by Peggy Sweeney
No matter how our loved one died, we grieve. However, the manner in which the death happens will influence our grieving process. For instance, a heart attack, stroke, or a motor vehicle accident are examples of sudden death. Shock and disbelieve are often our first reactions. When I received a phone call from a family friend that my dad had a heart attack and was dead, I immediately hung up the phone and dialed my parents’ home because I knew the person who had called must have been mistaken. Sadly, they were not.
When death occurs as the result of a long-term illness or injury, the levels of shock and disbelief may be less intense than they are with a sudden death, because we have known for some time of the imminent death. Nevertheless, when someone we love is slowly dying because of cancer, heart disease, a brain injury, or Alzheimer’s disease, we may find ourselves surprised when his or her death occurs. This is not an abnormal response, but rather a belief that as long as there is life there is hope. Continue reading Sudden Versus Anticipated Death
by Don Prince

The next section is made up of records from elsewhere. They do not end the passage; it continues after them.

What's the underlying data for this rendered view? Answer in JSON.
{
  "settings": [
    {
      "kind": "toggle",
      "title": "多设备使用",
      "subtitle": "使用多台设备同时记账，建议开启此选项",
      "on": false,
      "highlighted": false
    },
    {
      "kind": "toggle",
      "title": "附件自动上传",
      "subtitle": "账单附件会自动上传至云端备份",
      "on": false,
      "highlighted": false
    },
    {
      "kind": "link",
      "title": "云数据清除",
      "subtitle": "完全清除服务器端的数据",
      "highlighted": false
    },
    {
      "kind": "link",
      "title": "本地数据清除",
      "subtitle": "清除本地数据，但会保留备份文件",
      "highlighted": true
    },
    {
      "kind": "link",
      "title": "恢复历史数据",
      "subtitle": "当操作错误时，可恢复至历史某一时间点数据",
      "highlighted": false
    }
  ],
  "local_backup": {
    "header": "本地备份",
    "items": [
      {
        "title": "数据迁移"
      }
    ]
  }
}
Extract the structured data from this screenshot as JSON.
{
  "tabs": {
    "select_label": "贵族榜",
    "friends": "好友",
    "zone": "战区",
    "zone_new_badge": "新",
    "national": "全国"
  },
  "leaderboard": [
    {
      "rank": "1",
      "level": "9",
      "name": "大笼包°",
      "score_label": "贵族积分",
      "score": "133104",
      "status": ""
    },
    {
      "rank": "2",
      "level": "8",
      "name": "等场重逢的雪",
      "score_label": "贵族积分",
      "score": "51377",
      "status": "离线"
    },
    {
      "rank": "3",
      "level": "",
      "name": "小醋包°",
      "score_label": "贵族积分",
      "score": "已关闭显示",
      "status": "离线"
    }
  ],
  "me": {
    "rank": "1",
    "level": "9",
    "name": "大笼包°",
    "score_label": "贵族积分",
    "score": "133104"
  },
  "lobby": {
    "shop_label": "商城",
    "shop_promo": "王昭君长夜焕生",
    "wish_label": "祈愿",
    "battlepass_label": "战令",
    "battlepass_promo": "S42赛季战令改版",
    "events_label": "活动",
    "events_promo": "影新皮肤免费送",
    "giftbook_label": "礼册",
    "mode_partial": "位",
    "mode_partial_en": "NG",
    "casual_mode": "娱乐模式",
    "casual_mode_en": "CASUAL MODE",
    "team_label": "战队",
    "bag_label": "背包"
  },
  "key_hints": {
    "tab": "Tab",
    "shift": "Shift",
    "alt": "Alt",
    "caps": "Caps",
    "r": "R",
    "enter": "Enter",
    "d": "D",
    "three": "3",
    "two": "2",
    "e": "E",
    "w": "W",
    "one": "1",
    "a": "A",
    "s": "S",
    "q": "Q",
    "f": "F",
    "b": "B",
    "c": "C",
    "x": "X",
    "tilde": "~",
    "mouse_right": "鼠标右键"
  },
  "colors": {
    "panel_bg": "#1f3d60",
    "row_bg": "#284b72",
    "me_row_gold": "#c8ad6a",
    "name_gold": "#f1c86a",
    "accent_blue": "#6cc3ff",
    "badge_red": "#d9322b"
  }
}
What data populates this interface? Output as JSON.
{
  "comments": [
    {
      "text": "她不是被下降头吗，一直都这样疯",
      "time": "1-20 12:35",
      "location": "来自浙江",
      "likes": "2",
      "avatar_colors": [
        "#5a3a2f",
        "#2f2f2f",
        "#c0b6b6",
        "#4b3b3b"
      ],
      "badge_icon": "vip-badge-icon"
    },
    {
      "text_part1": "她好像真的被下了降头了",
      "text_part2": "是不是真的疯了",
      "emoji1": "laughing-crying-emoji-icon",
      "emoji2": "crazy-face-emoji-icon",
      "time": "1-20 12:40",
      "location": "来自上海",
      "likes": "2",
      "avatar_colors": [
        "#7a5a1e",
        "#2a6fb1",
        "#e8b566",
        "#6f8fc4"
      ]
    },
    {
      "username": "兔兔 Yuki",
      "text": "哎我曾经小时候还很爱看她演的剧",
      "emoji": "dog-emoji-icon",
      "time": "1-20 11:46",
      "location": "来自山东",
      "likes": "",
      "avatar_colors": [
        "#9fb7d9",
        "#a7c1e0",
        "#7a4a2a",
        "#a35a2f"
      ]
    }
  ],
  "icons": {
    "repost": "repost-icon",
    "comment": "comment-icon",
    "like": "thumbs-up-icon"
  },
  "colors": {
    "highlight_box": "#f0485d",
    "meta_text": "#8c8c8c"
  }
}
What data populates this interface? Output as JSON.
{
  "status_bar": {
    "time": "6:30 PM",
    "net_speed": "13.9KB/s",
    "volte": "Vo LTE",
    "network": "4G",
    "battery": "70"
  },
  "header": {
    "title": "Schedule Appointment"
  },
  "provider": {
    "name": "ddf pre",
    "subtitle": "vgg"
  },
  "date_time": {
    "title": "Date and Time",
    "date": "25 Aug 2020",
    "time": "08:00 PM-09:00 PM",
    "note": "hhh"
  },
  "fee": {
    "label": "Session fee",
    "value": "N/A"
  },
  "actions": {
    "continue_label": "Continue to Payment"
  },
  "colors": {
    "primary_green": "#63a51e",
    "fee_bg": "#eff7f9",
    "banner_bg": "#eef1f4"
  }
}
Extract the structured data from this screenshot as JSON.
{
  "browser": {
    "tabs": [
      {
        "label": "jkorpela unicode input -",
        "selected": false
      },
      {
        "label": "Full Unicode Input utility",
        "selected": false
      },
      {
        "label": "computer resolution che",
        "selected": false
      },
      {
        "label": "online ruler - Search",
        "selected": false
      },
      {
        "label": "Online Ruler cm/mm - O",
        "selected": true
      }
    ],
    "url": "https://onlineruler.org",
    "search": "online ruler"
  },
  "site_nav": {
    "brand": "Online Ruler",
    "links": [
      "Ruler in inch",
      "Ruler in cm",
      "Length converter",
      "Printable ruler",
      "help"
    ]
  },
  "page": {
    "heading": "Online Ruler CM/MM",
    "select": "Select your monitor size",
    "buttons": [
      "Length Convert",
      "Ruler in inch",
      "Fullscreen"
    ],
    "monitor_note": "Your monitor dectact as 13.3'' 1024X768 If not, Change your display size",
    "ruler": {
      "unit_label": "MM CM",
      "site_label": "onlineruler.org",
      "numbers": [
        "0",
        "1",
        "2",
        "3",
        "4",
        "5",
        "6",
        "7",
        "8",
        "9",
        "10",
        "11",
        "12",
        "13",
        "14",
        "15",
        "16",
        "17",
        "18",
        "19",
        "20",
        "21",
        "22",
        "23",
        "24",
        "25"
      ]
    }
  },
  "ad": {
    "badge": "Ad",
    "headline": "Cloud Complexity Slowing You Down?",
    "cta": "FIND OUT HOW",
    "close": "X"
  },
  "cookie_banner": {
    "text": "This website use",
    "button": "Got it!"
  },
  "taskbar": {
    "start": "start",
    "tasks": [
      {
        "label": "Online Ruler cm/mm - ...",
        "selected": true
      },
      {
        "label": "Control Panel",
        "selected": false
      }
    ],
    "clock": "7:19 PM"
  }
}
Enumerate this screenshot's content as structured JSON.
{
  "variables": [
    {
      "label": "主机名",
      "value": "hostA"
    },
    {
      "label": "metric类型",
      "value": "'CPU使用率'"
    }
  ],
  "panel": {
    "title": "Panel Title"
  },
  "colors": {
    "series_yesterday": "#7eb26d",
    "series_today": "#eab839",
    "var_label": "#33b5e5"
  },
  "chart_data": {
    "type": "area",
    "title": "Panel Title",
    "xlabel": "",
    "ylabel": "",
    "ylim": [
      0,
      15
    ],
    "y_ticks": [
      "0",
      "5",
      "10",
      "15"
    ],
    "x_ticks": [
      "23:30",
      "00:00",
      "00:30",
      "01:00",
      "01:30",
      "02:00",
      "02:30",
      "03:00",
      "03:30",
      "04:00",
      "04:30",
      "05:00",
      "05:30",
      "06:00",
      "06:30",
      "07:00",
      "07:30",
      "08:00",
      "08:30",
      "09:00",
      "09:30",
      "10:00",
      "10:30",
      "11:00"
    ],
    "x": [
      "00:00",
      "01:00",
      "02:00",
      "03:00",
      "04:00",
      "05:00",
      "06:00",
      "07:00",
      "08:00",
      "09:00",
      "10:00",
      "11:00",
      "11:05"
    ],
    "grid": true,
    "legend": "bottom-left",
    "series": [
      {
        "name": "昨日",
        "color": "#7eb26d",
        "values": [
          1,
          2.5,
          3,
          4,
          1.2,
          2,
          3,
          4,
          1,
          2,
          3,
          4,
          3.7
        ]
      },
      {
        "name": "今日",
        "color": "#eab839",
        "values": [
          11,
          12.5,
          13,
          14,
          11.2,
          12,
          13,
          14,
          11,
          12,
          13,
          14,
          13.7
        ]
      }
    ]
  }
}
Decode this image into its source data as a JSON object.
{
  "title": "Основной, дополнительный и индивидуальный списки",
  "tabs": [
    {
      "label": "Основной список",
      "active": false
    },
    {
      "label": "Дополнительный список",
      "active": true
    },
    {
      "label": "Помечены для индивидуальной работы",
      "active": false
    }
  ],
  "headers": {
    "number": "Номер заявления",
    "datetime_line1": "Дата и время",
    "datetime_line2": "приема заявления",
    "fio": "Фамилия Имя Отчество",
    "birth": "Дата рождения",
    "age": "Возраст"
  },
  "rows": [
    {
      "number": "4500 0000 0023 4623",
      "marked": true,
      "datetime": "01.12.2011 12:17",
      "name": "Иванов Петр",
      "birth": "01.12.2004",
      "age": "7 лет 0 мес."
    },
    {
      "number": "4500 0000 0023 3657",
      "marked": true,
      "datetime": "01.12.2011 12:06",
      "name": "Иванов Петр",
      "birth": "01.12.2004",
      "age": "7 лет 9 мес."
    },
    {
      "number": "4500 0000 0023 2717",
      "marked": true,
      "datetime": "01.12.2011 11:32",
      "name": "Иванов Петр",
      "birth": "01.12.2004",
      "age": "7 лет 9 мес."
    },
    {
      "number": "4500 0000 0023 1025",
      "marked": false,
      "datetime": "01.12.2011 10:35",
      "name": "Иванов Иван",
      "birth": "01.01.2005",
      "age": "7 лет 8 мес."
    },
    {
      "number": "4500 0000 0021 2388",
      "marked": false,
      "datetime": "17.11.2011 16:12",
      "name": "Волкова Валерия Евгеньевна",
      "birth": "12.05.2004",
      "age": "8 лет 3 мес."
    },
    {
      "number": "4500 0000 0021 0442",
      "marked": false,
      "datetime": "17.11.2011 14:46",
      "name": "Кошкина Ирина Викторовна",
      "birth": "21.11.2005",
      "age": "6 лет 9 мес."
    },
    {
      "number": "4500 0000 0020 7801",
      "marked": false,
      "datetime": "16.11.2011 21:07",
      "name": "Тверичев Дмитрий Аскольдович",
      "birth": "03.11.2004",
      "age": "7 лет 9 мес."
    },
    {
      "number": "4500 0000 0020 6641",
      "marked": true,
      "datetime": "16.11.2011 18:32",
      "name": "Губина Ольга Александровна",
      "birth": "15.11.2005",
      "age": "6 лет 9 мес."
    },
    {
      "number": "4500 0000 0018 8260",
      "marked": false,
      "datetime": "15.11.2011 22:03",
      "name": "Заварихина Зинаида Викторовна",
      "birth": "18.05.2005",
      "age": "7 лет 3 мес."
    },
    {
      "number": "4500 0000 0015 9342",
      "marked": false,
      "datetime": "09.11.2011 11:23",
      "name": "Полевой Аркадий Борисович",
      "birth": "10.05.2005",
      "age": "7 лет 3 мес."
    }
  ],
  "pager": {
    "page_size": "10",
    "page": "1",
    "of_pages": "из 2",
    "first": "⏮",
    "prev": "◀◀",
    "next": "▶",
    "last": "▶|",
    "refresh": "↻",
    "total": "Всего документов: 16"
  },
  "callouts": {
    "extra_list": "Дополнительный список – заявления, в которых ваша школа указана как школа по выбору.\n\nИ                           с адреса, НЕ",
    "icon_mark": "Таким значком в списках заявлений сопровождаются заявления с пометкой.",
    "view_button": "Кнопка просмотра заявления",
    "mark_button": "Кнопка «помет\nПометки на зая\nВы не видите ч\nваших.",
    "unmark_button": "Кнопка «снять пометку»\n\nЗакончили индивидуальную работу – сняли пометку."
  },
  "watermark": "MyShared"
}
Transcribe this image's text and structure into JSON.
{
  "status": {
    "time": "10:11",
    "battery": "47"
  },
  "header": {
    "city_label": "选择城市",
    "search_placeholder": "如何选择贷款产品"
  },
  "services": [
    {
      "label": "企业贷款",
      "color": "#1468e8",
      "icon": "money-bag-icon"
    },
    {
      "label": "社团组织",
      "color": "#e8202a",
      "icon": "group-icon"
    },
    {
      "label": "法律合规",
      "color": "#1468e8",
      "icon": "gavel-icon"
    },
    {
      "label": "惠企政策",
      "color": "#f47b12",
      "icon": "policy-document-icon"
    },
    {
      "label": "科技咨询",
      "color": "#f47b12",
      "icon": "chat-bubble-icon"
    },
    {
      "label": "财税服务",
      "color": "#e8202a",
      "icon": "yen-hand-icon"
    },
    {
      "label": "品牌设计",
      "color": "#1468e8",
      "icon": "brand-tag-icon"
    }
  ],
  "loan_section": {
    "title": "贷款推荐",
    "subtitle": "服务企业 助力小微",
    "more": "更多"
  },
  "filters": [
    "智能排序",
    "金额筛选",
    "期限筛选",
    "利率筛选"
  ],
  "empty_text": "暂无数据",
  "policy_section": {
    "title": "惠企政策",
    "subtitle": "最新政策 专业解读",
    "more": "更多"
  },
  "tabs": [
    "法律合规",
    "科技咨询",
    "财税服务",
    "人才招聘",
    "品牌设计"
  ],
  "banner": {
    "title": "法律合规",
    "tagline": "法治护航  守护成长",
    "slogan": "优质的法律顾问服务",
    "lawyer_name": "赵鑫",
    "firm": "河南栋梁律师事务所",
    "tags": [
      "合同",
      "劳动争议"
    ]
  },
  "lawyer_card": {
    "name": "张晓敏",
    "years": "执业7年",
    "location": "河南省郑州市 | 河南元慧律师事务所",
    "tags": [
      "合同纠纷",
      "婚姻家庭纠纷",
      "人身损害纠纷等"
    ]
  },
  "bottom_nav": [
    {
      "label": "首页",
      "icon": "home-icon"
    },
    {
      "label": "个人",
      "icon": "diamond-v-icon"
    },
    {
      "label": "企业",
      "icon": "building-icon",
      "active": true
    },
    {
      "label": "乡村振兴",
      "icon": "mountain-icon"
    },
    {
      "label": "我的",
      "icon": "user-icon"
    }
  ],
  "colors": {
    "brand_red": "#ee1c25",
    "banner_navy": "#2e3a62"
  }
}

None of us ever wants to admit defeat. It is not in our nature. What makes it even more difficult for people like us is what we do. We are the ones going in, giving aid, support, sacrifices and sometimes even our lives in order to save others. We are supposed to be the invincible ones and for the most part we are. But ultimately we are all human; we act and react differently to situations both in and out of the “job”.
Pressure, stress and pain are pretty much unavoidable in all forms: both physical and mental or a combination of any of them. How each one of us deals with these stresses; such as self-medicating and isolating, is what separates us from our families, loved ones and careers. Continue reading Fighting the Devil Within